### WHAT NEEDS TO BE DONE:
In how many lines of the data below does the word "лицензии" appear? Reply with the number and nothing more.

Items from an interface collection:
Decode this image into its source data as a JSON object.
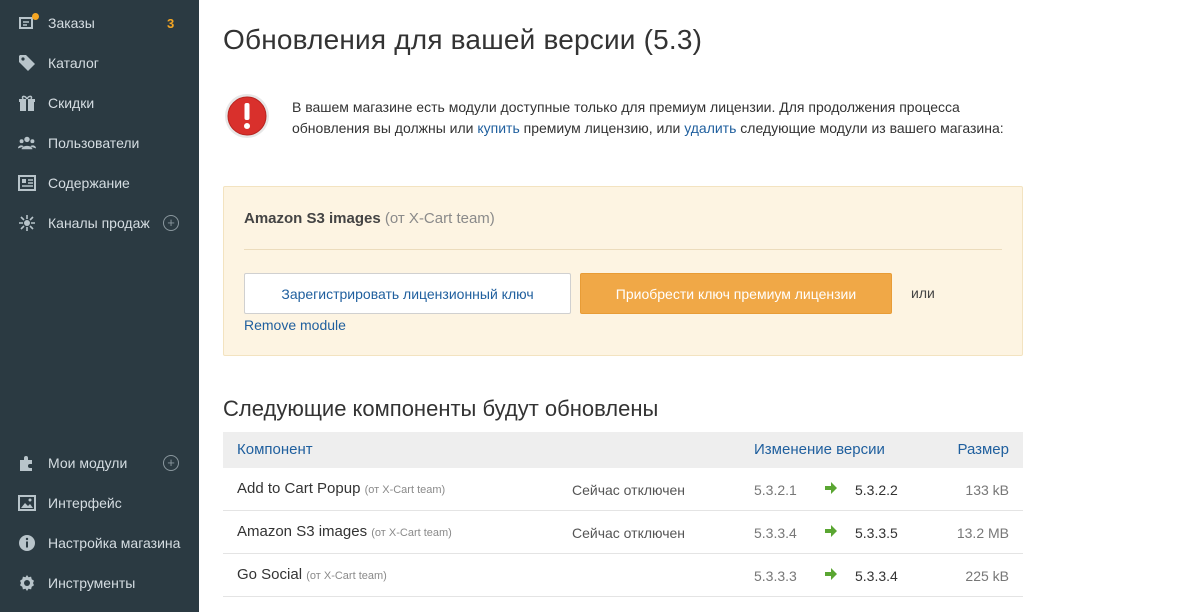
{
  "sidebar": {
    "items": [
      {
        "label": "Заказы",
        "icon": "orders-icon",
        "count": "3"
      },
      {
        "label": "Каталог",
        "icon": "tag-icon"
      },
      {
        "label": "Скидки",
        "icon": "gift-icon"
      },
      {
        "label": "Пользователи",
        "icon": "users-icon"
      },
      {
        "label": "Содержание",
        "icon": "content-icon"
      },
      {
        "label": "Каналы продаж",
        "icon": "sales-channels-icon",
        "plus": "+"
      },
      {
        "label": "Мои модули",
        "icon": "puzzle-icon",
        "plus": "+"
      },
      {
        "label": "Интерфейс",
        "icon": "image-icon"
      },
      {
        "label": "Настройка магазина",
        "icon": "info-icon"
      },
      {
        "label": "Инструменты",
        "icon": "gear-icon"
      }
    ]
  },
  "page": {
    "title": "Обновления для вашей версии (5.3)"
  },
  "alert": {
    "text_before": "В вашем магазине есть модули доступные только для премиум лицензии. Для продолжения процесса обновления вы должны или ",
    "buy_link": "купить",
    "text_middle": " премиум лицензию, или ",
    "remove_link": "удалить",
    "text_after": " следующие модули из вашего магазина:"
  },
  "module": {
    "name": "Amazon S3 images",
    "author": "(от X-Cart team)",
    "register_button": "Зарегистрировать лицензионный ключ",
    "buy_button": "Приобрести ключ премиум лицензии",
    "or_text": "или",
    "remove_link": "Remove module"
  },
  "components": {
    "title": "Следующие компоненты будут обновлены",
    "headers": {
      "component": "Компонент",
      "version_change": "Изменение версии",
      "size": "Размер"
    },
    "rows": [
      {
        "name": "Add to Cart Popup",
        "author": "(от X-Cart team)",
        "status": "Сейчас отключен",
        "old": "5.3.2.1",
        "new": "5.3.2.2",
        "size": "133 kB"
      },
      {
        "name": "Amazon S3 images",
        "author": "(от X-Cart team)",
        "status": "Сейчас отключен",
        "old": "5.3.3.4",
        "new": "5.3.3.5",
        "size": "13.2 MB"
      },
      {
        "name": "Go Social",
        "author": "(от X-Cart team)",
        "status": "",
        "old": "5.3.3.3",
        "new": "5.3.3.4",
        "size": "225 kB"
      }
    ]
  },
  "colors": {
    "sidebar_bg": "#2b3a42",
    "accent_orange": "#f0a847",
    "link_blue": "#1f5f9e",
    "arrow_green": "#5aa632",
    "alert_red": "#d9302c"
  }
}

### RESPONSE BELOW:
2